╭──

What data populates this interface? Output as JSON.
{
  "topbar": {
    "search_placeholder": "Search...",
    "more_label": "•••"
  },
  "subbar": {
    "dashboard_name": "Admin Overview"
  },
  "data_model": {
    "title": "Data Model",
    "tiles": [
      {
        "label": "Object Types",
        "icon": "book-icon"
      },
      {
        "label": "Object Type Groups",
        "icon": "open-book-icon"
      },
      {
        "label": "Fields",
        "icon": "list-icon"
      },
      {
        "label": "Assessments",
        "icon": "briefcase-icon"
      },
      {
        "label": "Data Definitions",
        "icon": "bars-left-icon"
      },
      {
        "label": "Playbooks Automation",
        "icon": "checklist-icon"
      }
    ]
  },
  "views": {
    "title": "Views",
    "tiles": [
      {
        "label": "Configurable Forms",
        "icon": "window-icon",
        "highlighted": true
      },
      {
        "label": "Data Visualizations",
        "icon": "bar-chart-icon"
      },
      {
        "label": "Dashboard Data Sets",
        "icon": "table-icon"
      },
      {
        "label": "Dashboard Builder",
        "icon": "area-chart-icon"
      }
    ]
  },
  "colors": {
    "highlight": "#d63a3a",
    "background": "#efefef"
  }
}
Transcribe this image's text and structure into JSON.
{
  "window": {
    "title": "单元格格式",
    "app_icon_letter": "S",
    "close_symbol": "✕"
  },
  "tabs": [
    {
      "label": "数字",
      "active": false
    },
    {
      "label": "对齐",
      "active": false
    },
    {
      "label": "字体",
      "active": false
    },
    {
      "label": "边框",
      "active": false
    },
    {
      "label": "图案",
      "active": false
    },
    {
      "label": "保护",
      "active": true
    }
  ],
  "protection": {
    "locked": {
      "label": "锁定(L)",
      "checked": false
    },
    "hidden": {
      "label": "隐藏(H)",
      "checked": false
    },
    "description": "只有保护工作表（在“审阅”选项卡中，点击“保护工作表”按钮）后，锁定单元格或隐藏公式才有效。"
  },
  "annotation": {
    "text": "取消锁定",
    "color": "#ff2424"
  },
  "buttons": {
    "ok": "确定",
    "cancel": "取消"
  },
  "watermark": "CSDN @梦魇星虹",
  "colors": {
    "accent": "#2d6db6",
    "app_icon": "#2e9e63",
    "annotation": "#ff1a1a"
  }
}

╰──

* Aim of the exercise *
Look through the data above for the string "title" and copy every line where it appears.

* Exercise solution *
    "title": "Data Model",
    "title": "Views",
    "title": "单元格格式",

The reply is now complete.